- _Exercise goal_
What is needed is a single figure: how many lines of the records below contain the word "Slots".

- _Data for this task_
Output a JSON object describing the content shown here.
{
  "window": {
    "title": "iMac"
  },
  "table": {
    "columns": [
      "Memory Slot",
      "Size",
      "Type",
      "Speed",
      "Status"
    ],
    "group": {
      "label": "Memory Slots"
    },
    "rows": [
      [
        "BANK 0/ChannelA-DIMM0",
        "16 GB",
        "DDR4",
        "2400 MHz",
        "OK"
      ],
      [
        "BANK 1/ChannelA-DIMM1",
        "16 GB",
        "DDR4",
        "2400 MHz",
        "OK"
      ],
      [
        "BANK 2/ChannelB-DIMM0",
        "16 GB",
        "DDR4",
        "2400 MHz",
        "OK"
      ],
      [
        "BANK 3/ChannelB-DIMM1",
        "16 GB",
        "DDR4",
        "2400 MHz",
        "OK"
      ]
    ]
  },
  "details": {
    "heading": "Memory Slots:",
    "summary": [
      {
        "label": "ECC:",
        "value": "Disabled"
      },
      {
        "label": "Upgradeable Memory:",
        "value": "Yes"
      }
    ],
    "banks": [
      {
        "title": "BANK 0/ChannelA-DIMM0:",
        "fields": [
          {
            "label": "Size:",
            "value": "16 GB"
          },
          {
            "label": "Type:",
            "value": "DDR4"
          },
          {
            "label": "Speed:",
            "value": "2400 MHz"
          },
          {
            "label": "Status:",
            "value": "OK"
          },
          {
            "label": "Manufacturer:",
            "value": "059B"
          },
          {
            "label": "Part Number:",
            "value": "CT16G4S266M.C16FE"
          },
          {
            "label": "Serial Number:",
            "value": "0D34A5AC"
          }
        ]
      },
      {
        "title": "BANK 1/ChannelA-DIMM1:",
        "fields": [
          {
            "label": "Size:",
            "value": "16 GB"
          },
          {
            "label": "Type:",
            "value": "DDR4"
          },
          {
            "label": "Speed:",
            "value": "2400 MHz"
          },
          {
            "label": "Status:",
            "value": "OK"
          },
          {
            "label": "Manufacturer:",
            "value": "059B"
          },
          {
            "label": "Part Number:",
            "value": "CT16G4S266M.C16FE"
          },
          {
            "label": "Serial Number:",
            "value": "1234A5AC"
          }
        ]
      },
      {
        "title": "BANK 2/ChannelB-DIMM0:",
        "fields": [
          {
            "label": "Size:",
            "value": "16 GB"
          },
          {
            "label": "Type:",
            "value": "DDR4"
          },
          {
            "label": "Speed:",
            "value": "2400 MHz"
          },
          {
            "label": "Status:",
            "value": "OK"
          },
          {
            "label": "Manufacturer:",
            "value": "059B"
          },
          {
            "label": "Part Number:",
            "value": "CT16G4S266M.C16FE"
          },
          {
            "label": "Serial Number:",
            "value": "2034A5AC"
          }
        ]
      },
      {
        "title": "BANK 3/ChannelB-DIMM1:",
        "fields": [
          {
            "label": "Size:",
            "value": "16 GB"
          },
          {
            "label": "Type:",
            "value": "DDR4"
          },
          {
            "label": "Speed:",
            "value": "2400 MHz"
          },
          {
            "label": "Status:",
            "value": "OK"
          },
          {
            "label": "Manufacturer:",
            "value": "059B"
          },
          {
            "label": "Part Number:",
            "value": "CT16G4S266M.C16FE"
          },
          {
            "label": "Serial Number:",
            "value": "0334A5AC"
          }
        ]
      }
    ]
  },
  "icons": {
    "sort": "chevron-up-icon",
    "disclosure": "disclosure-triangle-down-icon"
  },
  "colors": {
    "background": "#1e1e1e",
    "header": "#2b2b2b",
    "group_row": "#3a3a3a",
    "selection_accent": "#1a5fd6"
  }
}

- _Exercise response_
2